But… you want to hire someone else to produce it for you. That’s fine. In fact, it can be a darn good idea.
Here are some guidelines to help you find the right producer to work with.
Before you hire anyone to write or create a video, or script a podcast, you’ve got to know exactly what you want. If you don’t know you can’t give clear instructions to your content producer and you’ll both end up frustrated. Obviously you need to know what kind of content. The producer will also need to know:
The intended result – what is the result you want from the content. This gives the producer some context.
Your style – are you super causal in your approach? Do you prefer a more formal approach? You need to know the tone of the piece you’ll be contracting for.
The deadline – sure, you want it yesterday. Now what’s a reasonable expectation? If you need it in a hurry, like 3 or 4 days, expect to pay more.
Who will own the copyright – probably you, but this needs to be spelled out to avoid possible problems down the road.
How much you’re willing to pay – keep in mind there are no standard rates for content. Not really. On the other hand, if you pay too little you may get poor quality. Also consider when you’ll pay. You’ll also have to decide if you want to pay by the hour or pay a flat fee. Real pros prefer a flat fee and will want a third or half up front.
Number of revisions – It’s rare to hire a producer who will get it exactly right the first time. Generally three revisions, maybe four, are enough to fine tune it. Expect to pay more if you want more editing to be done.
If this sounds like information for a contract, it is. I’ll discuss that in a moment.
Once you know what you want it’s time to start looking for the right person to do the work.
Start by asking a few real estate agents that have good content on their sites for a recommendation. Often you search can start and end there.
Try a local college or even high school – just call and ask whoever answers the phone if the school can help you find a student you can hire who does content producing. Be specific about what you want – articles, pod casts, video, etc. There may be an office that helps kids find jobs or you may be directed to teacher. Hiring a student is a great thing to do, and it can cost less. However, few students have any real world experience. You’ll probably have to do more managing. You may want to hire a pro.
Advertise on Craigslist – yes, the same Craigslist you use to post real estate listings on. In fact, look first under Services/Creative and Services/Computer. You may find someone without advertising. If you do run an ad, and some Craigslist cities charge for ads, write as clear a description as you can. I like stating how I’m going to pay – hourly or flat fee – and what dollar number my pay will be based on.

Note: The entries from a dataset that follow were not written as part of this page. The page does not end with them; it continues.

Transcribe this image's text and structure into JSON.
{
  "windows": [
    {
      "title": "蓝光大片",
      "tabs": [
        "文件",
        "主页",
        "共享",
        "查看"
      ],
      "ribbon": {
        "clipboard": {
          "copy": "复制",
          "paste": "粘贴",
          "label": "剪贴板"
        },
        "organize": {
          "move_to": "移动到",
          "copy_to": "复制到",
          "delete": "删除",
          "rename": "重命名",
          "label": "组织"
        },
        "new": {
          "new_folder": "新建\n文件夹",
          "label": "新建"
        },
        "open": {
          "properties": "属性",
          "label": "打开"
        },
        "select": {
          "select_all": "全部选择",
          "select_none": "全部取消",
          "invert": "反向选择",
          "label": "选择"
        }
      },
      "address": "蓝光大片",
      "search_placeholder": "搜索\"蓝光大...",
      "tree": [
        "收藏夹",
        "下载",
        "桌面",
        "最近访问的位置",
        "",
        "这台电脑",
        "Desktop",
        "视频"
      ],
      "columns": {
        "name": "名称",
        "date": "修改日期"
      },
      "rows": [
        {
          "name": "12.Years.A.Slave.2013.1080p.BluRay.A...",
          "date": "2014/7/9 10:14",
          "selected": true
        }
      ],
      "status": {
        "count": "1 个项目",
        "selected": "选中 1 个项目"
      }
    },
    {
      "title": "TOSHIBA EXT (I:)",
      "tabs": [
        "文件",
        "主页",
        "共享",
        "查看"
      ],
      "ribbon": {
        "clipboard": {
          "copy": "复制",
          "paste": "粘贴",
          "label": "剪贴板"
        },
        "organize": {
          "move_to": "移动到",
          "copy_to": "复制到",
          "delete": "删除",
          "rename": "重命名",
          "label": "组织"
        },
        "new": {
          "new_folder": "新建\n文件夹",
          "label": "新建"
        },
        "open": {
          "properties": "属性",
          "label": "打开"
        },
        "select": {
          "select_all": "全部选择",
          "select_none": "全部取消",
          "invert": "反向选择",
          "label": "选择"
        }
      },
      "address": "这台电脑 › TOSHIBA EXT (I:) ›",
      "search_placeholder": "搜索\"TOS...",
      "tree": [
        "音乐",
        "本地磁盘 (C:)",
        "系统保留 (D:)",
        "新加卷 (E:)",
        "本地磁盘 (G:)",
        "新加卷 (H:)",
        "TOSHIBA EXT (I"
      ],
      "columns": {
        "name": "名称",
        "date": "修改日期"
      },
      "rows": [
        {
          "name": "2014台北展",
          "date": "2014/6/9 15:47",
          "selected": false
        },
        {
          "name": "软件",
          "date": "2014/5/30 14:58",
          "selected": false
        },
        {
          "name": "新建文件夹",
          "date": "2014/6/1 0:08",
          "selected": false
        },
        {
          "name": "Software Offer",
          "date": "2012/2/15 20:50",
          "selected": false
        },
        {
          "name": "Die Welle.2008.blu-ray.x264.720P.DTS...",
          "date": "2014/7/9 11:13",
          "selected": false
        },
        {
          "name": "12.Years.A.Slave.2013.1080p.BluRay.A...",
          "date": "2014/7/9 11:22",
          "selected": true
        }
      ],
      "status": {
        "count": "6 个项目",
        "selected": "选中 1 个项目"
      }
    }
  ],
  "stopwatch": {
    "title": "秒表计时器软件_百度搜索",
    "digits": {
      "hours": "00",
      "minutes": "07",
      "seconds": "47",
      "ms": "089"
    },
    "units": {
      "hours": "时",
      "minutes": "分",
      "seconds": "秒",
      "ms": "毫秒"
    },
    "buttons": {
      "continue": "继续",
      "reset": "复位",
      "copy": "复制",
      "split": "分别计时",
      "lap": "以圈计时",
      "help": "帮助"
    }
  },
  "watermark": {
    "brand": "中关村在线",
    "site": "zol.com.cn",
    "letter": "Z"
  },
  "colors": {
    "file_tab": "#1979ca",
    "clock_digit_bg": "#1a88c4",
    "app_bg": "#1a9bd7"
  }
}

Get and check references – when you think you’ve found someone, get references, at least three, and check them! Sure, they will give you good references, but talking with the people they suggest will give you a better sense of the work they do. If someone won’t give you references, move on.
Yes, you must have a written contract. Before you panic, that can be in the form of an email that sums up your understanding of exactly what you’re hiring for and your expectations. If you cover the points above about defining the project, you’ll be in pretty good shape. And yes, an email like that is enforceable. Of course, the goal is to have as much clarity about the job understood between you and the producer – when it’s clear it’s much more likely to turn out the way you want it.
Got questions about content producers? Ask us and we’ll get you an answer.
Before Anne Wayman became a writer she sold real estate in Southern California. She worked with her father who learned the business from his father. Not surprisingly she learned a few things along the way. Since then, she has been freelance writing for over 30 years – she is a grandmother, loves cats and writes about a wide variety of topics including real estate.